If you don’t enrol in Part B by the end of your IEP, you won’t be able to enrol in a Medicare Advantage plan until the General Enrollment Period (GEP). GEP enrollees have the option of signing up for either a Medicare Advantage Plan or Medicare Prescription Drug Coverage (Part D) between April 1 and June 30. During the first six months of having Medicare Part B, you are eligible to sign up for a Medigap policy.
When does Medicare coverage start?
When you enrol in Medicare determines when your coverage will begin.
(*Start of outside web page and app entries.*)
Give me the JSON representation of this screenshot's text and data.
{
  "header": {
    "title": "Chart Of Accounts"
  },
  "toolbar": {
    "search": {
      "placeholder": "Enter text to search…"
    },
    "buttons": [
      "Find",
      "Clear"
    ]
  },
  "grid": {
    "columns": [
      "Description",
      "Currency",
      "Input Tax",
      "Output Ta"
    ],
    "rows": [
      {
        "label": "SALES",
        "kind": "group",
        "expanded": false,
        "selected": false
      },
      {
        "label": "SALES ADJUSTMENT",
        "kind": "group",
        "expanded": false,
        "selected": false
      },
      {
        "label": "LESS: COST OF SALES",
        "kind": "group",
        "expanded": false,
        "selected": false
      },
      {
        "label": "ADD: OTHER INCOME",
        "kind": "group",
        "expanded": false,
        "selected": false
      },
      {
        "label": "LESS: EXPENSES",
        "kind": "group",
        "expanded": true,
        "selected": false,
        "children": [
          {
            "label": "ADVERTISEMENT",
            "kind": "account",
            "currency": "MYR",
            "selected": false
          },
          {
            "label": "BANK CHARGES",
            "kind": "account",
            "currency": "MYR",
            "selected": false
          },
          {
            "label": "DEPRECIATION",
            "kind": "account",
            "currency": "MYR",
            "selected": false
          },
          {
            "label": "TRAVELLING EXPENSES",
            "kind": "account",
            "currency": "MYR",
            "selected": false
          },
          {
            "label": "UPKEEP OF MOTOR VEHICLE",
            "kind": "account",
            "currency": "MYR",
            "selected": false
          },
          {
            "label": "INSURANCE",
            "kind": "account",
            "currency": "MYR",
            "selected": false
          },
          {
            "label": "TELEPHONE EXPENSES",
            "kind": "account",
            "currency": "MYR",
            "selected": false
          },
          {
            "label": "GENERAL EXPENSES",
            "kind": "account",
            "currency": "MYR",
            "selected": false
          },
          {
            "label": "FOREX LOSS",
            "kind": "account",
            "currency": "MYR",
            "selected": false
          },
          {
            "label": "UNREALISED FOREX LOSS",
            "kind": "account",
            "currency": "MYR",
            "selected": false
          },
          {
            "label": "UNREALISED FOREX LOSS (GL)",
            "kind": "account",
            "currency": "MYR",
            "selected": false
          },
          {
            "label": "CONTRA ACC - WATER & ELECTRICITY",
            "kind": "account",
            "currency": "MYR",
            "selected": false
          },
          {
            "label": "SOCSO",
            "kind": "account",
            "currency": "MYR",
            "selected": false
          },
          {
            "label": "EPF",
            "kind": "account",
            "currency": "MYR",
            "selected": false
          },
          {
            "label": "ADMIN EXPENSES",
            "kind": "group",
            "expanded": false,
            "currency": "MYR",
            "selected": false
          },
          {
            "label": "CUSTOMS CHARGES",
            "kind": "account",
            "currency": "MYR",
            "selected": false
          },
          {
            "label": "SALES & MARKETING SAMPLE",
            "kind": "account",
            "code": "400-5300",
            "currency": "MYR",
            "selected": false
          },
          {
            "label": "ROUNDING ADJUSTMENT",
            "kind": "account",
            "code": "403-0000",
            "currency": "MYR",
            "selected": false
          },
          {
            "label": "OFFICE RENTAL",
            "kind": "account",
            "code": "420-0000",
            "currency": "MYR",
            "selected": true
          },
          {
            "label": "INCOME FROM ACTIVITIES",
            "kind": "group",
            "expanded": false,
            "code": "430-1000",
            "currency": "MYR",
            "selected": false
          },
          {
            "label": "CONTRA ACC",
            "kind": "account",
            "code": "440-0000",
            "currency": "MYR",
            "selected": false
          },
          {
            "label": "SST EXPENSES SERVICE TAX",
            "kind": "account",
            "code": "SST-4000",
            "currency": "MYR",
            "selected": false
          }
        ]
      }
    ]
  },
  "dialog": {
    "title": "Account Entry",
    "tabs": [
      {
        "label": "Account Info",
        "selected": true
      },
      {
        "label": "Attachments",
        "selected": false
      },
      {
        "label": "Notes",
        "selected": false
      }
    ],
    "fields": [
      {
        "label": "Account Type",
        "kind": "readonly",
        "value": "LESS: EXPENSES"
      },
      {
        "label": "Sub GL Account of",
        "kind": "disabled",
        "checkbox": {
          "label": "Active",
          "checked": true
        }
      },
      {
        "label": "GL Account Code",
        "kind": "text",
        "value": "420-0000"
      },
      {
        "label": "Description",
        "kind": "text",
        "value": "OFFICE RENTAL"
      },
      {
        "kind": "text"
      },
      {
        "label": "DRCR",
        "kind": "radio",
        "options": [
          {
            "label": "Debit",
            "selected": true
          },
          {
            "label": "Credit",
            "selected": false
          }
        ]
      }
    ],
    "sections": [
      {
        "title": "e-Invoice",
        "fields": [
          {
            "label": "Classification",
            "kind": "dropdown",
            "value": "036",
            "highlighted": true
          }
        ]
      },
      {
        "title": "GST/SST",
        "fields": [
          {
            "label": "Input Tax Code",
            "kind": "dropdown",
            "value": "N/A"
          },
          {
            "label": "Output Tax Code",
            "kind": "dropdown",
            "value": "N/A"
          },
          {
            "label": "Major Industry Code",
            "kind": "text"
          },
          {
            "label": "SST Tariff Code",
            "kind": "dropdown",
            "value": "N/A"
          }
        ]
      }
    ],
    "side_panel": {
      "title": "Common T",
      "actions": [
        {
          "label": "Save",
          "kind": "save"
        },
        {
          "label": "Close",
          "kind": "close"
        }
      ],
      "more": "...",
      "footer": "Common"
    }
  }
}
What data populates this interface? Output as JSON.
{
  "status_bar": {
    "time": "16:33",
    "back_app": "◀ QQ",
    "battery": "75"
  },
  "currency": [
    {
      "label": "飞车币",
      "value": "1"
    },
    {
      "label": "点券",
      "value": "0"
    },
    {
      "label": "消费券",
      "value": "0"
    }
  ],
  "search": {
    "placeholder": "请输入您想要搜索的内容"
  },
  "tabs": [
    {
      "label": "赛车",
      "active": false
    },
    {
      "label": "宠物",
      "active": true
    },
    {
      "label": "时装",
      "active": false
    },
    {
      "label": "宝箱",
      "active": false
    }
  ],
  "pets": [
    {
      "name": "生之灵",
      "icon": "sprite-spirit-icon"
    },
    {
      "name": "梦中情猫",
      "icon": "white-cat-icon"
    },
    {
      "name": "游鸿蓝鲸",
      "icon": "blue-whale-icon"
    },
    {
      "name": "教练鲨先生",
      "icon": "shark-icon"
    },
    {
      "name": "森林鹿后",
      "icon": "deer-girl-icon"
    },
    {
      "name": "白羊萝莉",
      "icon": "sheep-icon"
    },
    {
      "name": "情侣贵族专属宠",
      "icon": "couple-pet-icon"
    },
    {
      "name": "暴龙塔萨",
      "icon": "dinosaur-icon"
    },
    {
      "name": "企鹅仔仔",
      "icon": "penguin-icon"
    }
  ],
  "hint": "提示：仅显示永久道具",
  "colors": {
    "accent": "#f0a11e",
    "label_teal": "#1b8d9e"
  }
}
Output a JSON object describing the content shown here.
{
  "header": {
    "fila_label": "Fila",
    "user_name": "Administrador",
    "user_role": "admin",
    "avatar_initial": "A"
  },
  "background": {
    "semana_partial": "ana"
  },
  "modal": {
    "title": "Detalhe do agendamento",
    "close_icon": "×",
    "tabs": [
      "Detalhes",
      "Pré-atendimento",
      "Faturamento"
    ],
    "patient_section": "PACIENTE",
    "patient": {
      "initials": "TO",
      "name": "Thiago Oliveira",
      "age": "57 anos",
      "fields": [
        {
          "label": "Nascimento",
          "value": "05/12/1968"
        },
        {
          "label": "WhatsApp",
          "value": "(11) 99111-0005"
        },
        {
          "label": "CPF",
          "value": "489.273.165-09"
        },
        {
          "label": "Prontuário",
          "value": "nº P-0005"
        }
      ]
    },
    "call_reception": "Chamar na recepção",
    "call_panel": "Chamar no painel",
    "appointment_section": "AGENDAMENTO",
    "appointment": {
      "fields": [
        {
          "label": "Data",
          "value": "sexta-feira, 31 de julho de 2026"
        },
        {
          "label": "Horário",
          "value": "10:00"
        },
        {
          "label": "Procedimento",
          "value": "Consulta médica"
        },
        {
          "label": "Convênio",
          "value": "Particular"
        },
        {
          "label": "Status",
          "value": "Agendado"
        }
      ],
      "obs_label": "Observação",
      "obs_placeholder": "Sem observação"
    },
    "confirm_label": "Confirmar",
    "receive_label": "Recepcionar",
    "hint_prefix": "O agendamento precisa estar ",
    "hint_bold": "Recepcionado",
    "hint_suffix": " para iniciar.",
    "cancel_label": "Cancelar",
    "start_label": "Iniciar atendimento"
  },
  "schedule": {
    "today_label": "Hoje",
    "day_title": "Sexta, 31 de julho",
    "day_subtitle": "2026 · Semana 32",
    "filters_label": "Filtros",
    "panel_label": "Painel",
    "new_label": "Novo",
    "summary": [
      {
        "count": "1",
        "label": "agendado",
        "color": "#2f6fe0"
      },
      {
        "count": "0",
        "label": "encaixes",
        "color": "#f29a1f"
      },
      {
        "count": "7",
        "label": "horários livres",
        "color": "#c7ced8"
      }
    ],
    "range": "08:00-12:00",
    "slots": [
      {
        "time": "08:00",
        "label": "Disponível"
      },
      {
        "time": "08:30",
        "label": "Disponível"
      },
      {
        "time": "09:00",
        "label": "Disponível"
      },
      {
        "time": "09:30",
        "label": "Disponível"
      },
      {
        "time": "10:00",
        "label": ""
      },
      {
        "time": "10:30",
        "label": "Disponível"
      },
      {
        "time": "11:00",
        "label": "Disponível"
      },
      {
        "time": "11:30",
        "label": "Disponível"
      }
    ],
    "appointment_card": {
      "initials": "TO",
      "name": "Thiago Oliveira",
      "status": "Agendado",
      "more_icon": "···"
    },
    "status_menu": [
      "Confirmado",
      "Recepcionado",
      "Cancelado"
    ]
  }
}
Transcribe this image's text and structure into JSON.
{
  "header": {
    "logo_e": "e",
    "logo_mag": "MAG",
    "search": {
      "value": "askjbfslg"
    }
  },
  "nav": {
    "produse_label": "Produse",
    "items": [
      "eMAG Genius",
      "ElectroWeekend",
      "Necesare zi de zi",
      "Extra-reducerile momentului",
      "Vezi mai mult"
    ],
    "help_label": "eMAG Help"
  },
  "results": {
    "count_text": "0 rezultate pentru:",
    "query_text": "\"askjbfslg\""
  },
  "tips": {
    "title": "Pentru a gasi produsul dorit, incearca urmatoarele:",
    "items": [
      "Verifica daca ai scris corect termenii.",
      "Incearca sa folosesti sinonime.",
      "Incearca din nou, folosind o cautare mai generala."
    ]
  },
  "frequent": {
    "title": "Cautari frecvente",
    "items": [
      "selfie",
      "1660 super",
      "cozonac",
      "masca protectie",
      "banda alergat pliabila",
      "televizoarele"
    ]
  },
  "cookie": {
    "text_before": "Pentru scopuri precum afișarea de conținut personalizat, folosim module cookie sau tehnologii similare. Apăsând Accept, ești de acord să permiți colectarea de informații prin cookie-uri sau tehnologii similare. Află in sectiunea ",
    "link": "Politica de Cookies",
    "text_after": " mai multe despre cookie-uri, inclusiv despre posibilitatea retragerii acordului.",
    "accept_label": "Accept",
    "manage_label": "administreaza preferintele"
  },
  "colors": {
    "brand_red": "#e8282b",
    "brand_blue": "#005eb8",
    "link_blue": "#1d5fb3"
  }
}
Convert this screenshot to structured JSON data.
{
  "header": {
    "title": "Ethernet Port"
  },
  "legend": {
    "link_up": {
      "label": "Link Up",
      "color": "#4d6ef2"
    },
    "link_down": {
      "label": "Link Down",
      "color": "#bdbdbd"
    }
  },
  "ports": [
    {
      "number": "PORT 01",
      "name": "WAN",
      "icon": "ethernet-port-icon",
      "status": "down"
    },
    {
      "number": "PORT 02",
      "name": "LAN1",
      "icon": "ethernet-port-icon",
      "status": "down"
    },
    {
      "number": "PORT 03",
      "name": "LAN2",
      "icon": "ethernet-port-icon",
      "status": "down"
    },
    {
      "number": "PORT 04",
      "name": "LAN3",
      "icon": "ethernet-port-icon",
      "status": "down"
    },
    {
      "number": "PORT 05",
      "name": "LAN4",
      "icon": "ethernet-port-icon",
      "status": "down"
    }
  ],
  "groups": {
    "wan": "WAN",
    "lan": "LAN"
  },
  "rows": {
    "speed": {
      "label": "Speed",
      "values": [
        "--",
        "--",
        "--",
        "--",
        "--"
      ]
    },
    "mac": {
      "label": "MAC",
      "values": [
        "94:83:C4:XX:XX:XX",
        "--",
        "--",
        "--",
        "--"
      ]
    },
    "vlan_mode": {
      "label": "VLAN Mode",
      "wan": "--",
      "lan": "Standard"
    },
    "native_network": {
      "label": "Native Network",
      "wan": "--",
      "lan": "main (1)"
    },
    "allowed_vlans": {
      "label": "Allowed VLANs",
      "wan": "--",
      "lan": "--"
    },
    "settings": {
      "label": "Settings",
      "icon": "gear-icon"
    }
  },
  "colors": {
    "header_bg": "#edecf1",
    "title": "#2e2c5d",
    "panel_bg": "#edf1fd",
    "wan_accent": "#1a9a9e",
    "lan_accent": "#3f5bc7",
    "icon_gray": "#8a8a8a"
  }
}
Keep in mind that the IEP enrollment period extends for a total of nine months: three months prior to your 65th birthday, the month you turn 65, and three months afterwards.
|When You Enroll||When Coverage Starts||Example: Turning 65 on May 10|
|The three months before you turn 65||The first day of the month you turn 65||May 1|
|The month you turn 65||The first day of the month after you turn 65||June 1|
|The month after you turn 65||Two months after you sign up||August 1|
|Two or three months after you turn 65||Three months after you sign up||October 1 (if you enroll in July)|
November 1 (if you enroll in August)
If you sign up for Medicare Parts A and B during your IEP, you’ll also be able to enrol in Medigap and either Original Medicare or a Medicare Advantage plan, and have those coverages begin on the same day.
Your coverage will typically begin the following month after you enrol during a Special Enrollment Period.
You can apply for Medicare either online through the SSA’s website or in person at your local SSA office.